Exercise goal
Omit the pictures, then reproduce every remaining record exactly.

Records shown
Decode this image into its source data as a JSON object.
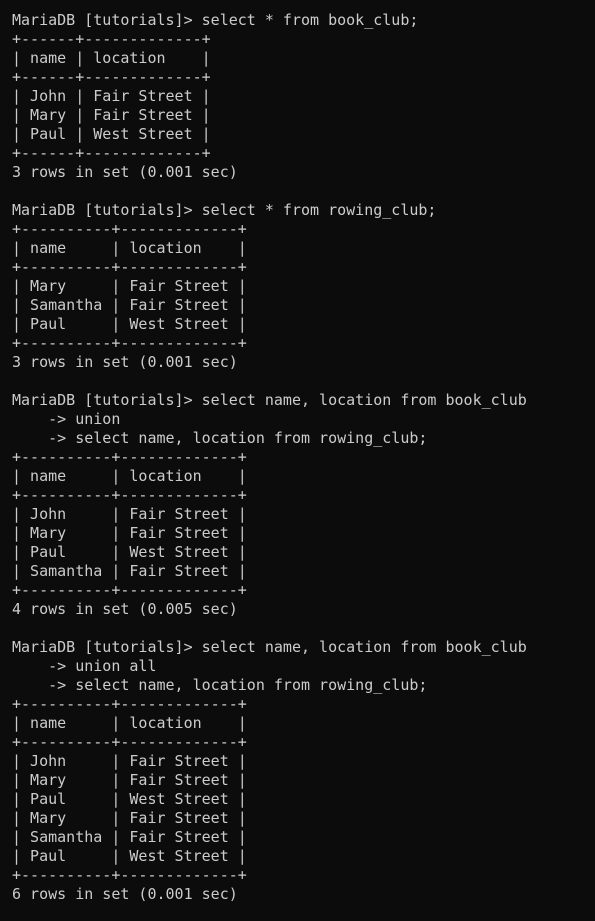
{
  "terminal": {
    "lines": [
      "MariaDB [tutorials]> select * from book_club;",
      "+------+-------------+",
      "| name | location    |",
      "+------+-------------+",
      "| John | Fair Street |",
      "| Mary | Fair Street |",
      "| Paul | West Street |",
      "+------+-------------+",
      "3 rows in set (0.001 sec)",
      "",
      "MariaDB [tutorials]> select * from rowing_club;",
      "+----------+-------------+",
      "| name     | location    |",
      "+----------+-------------+",
      "| Mary     | Fair Street |",
      "| Samantha | Fair Street |",
      "| Paul     | West Street |",
      "+----------+-------------+",
      "3 rows in set (0.001 sec)",
      "",
      "MariaDB [tutorials]> select name, location from book_club",
      "    -> union",
      "    -> select name, location from rowing_club;",
      "+----------+-------------+",
      "| name     | location    |",
      "+----------+-------------+",
      "| John     | Fair Street |",
      "| Mary     | Fair Street |",
      "| Paul     | West Street |",
      "| Samantha | Fair Street |",
      "+----------+-------------+",
      "4 rows in set (0.005 sec)",
      "",
      "MariaDB [tutorials]> select name, location from book_club",
      "    -> union all",
      "    -> select name, location from rowing_club;",
      "+----------+-------------+",
      "| name     | location    |",
      "+----------+-------------+",
      "| John     | Fair Street |",
      "| Mary     | Fair Street |",
      "| Paul     | West Street |",
      "| Mary     | Fair Street |",
      "| Samantha | Fair Street |",
      "| Paul     | West Street |",
      "+----------+-------------+",
      "6 rows in set (0.001 sec)"
    ]
  }
}
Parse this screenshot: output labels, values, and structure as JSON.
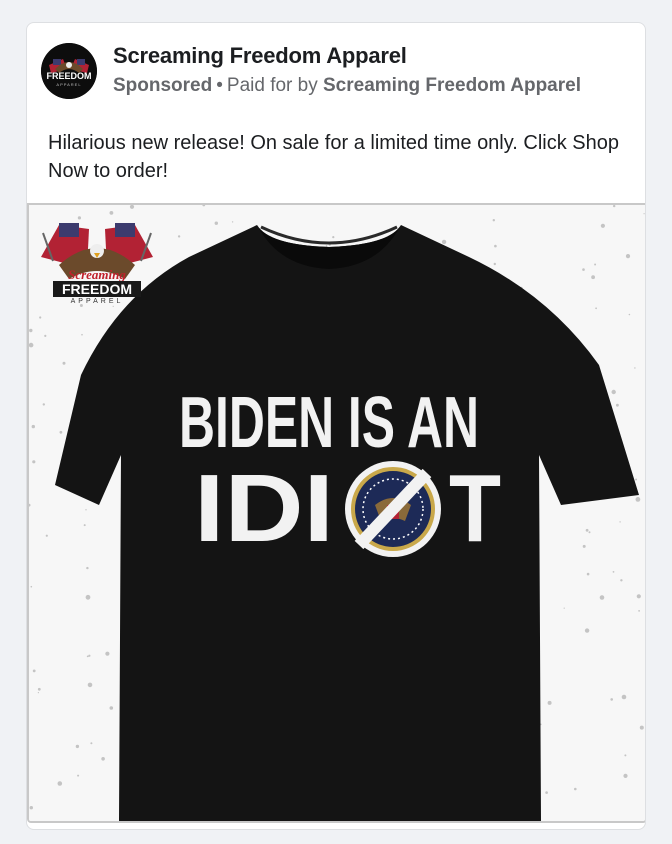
{
  "post": {
    "page_name": "Screaming Freedom Apparel",
    "sponsored_label": "Sponsored",
    "separator": "•",
    "paid_for_prefix": "Paid for by",
    "payer_name": "Screaming Freedom Apparel",
    "caption": "Hilarious new release! On sale for a limited time only. Click Shop Now to order!"
  },
  "avatar": {
    "logo_top": "FREEDOM",
    "logo_bottom": "APPAREL"
  },
  "product_image": {
    "logo_script": "Screaming",
    "logo_main": "FREEDOM",
    "logo_sub": "APPAREL",
    "shirt_line1": "BIDEN IS AN",
    "shirt_line2_left": "IDI",
    "shirt_line2_right": "T",
    "shirt_color": "#141414",
    "text_color": "#f2f2f2",
    "seal_color": "#1d2a57",
    "seal_rim": "#c9a84a"
  }
}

Exercise result
Decode this image into its source data as a JSON object.
{
  "terminal": {
    "lines": [
      "MariaDB [tutorials]> select * from book_club;",
      "+------+-------------+",
      "| name | location    |",
      "+------+-------------+",
      "| John | Fair Street |",
      "| Mary | Fair Street |",
      "| Paul | West Street |",
      "+------+-------------+",
      "3 rows in set (0.001 sec)",
      "",
      "MariaDB [tutorials]> select * from rowing_club;",
      "+----------+-------------+",
      "| name     | location    |",
      "+----------+-------------+",
      "| Mary     | Fair Street |",
      "| Samantha | Fair Street |",
      "| Paul     | West Street |",
      "+----------+-------------+",
      "3 rows in set (0.001 sec)",
      "",
      "MariaDB [tutorials]> select name, location from book_club",
      "    -> union",
      "    -> select name, location from rowing_club;",
      "+----------+-------------+",
      "| name     | location    |",
      "+----------+-------------+",
      "| John     | Fair Street |",
      "| Mary     | Fair Street |",
      "| Paul     | West Street |",
      "| Samantha | Fair Street |",
      "+----------+-------------+",
      "4 rows in set (0.005 sec)",
      "",
      "MariaDB [tutorials]> select name, location from book_club",
      "    -> union all",
      "    -> select name, location from rowing_club;",
      "+----------+-------------+",
      "| name     | location    |",
      "+----------+-------------+",
      "| John     | Fair Street |",
      "| Mary     | Fair Street |",
      "| Paul     | West Street |",
      "| Mary     | Fair Street |",
      "| Samantha | Fair Street |",
      "| Paul     | West Street |",
      "+----------+-------------+",
      "6 rows in set (0.001 sec)"
    ]
  }
}
Parse this screenshot: output labels, values, and structure as JSON.
{
  "post": {
    "page_name": "Screaming Freedom Apparel",
    "sponsored_label": "Sponsored",
    "separator": "•",
    "paid_for_prefix": "Paid for by",
    "payer_name": "Screaming Freedom Apparel",
    "caption": "Hilarious new release! On sale for a limited time only. Click Shop Now to order!"
  },
  "avatar": {
    "logo_top": "FREEDOM",
    "logo_bottom": "APPAREL"
  },
  "product_image": {
    "logo_script": "Screaming",
    "logo_main": "FREEDOM",
    "logo_sub": "APPAREL",
    "shirt_line1": "BIDEN IS AN",
    "shirt_line2_left": "IDI",
    "shirt_line2_right": "T",
    "shirt_color": "#141414",
    "text_color": "#f2f2f2",
    "seal_color": "#1d2a57",
    "seal_rim": "#c9a84a"
  }
}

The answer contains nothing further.